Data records
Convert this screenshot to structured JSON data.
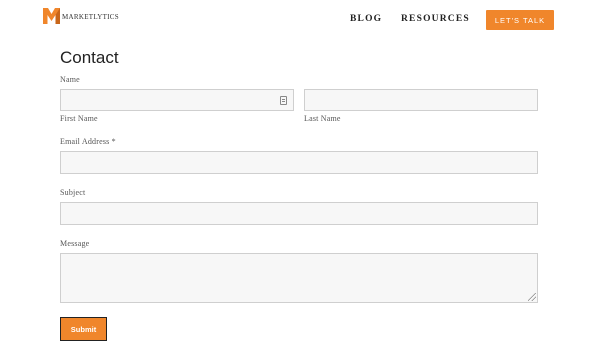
{
  "header": {
    "logo_text": "MARKETLYTICS",
    "nav": {
      "blog": "BLOG",
      "resources": "RESOURCES"
    },
    "cta_label": "LET'S TALK"
  },
  "form": {
    "title": "Contact",
    "name_label": "Name",
    "first_name_label": "First Name",
    "last_name_label": "Last Name",
    "email_label": "Email Address *",
    "subject_label": "Subject",
    "message_label": "Message",
    "submit_label": "Submit",
    "first_name_value": "",
    "last_name_value": "",
    "email_value": "",
    "subject_value": "",
    "message_value": ""
  },
  "colors": {
    "accent": "#f0862b",
    "field_bg": "#f7f7f7",
    "field_border": "#cfcfcf"
  },
  "icons": {
    "logo": "m-logo-icon",
    "autofill": "contact-card-icon",
    "resize": "resize-grip-icon"
  }
}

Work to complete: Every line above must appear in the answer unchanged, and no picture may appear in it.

Your solution:
Convert this screenshot to structured JSON data.
{
  "header": {
    "logo_text": "MARKETLYTICS",
    "nav": {
      "blog": "BLOG",
      "resources": "RESOURCES"
    },
    "cta_label": "LET'S TALK"
  },
  "form": {
    "title": "Contact",
    "name_label": "Name",
    "first_name_label": "First Name",
    "last_name_label": "Last Name",
    "email_label": "Email Address *",
    "subject_label": "Subject",
    "message_label": "Message",
    "submit_label": "Submit",
    "first_name_value": "",
    "last_name_value": "",
    "email_value": "",
    "subject_value": "",
    "message_value": ""
  },
  "colors": {
    "accent": "#f0862b",
    "field_bg": "#f7f7f7",
    "field_border": "#cfcfcf"
  },
  "icons": {
    "logo": "m-logo-icon",
    "autofill": "contact-card-icon",
    "resize": "resize-grip-icon"
  }
}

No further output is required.